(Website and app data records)
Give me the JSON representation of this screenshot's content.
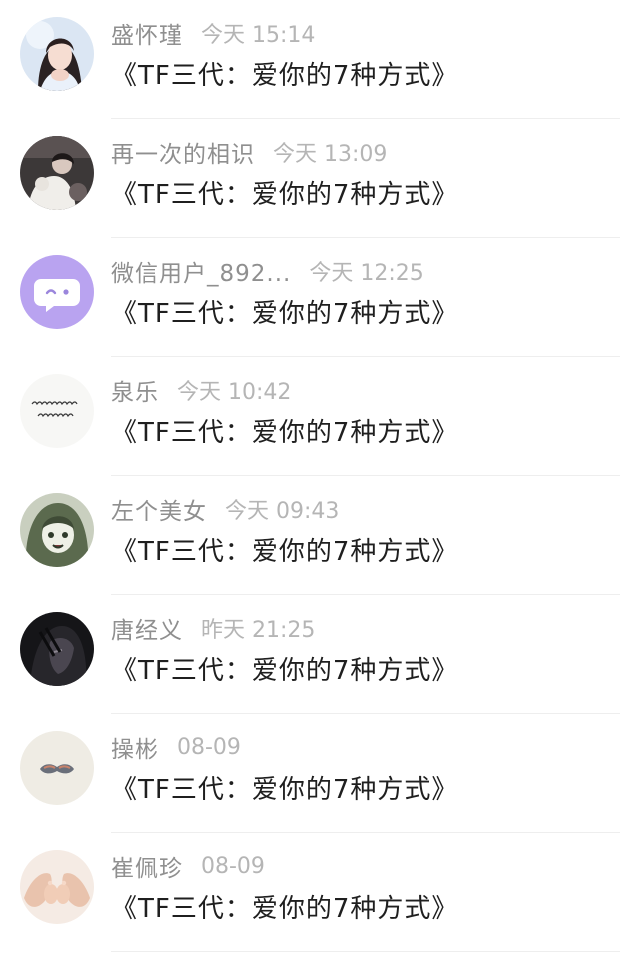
{
  "comments": [
    {
      "name": "盛怀瑾",
      "time": "今天 15:14",
      "text": "《TF三代：爱你的7种方式》",
      "avatar_icon": "girl-portrait-avatar"
    },
    {
      "name": "再一次的相识",
      "time": "今天 13:09",
      "text": "《TF三代：爱你的7种方式》",
      "avatar_icon": "dark-photo-avatar"
    },
    {
      "name": "微信用户_892...",
      "time": "今天 12:25",
      "text": "《TF三代：爱你的7种方式》",
      "avatar_icon": "purple-chat-bubble-avatar"
    },
    {
      "name": "泉乐",
      "time": "今天 10:42",
      "text": "《TF三代：爱你的7种方式》",
      "avatar_icon": "handwriting-avatar"
    },
    {
      "name": "左个美女",
      "time": "今天 09:43",
      "text": "《TF三代：爱你的7种方式》",
      "avatar_icon": "anime-girl-avatar"
    },
    {
      "name": "唐经义",
      "time": "昨天 21:25",
      "text": "《TF三代：爱你的7种方式》",
      "avatar_icon": "dark-anime-avatar"
    },
    {
      "name": "操彬",
      "time": "08-09",
      "text": "《TF三代：爱你的7种方式》",
      "avatar_icon": "mustache-avatar"
    },
    {
      "name": "崔佩珍",
      "time": "08-09",
      "text": "《TF三代：爱你的7种方式》",
      "avatar_icon": "baby-feet-avatar"
    }
  ],
  "colors": {
    "name": "#8f8f8f",
    "time": "#b5b5b5",
    "text": "#1f1f1f",
    "divider": "#eeeeee",
    "purple_avatar": "#b9a3f0"
  }
}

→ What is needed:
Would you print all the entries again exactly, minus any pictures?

→ Completed exercise:
Give me the JSON representation of this screenshot's content.
{
  "comments": [
    {
      "name": "盛怀瑾",
      "time": "今天 15:14",
      "text": "《TF三代：爱你的7种方式》",
      "avatar_icon": "girl-portrait-avatar"
    },
    {
      "name": "再一次的相识",
      "time": "今天 13:09",
      "text": "《TF三代：爱你的7种方式》",
      "avatar_icon": "dark-photo-avatar"
    },
    {
      "name": "微信用户_892...",
      "time": "今天 12:25",
      "text": "《TF三代：爱你的7种方式》",
      "avatar_icon": "purple-chat-bubble-avatar"
    },
    {
      "name": "泉乐",
      "time": "今天 10:42",
      "text": "《TF三代：爱你的7种方式》",
      "avatar_icon": "handwriting-avatar"
    },
    {
      "name": "左个美女",
      "time": "今天 09:43",
      "text": "《TF三代：爱你的7种方式》",
      "avatar_icon": "anime-girl-avatar"
    },
    {
      "name": "唐经义",
      "time": "昨天 21:25",
      "text": "《TF三代：爱你的7种方式》",
      "avatar_icon": "dark-anime-avatar"
    },
    {
      "name": "操彬",
      "time": "08-09",
      "text": "《TF三代：爱你的7种方式》",
      "avatar_icon": "mustache-avatar"
    },
    {
      "name": "崔佩珍",
      "time": "08-09",
      "text": "《TF三代：爱你的7种方式》",
      "avatar_icon": "baby-feet-avatar"
    }
  ],
  "colors": {
    "name": "#8f8f8f",
    "time": "#b5b5b5",
    "text": "#1f1f1f",
    "divider": "#eeeeee",
    "purple_avatar": "#b9a3f0"
  }
}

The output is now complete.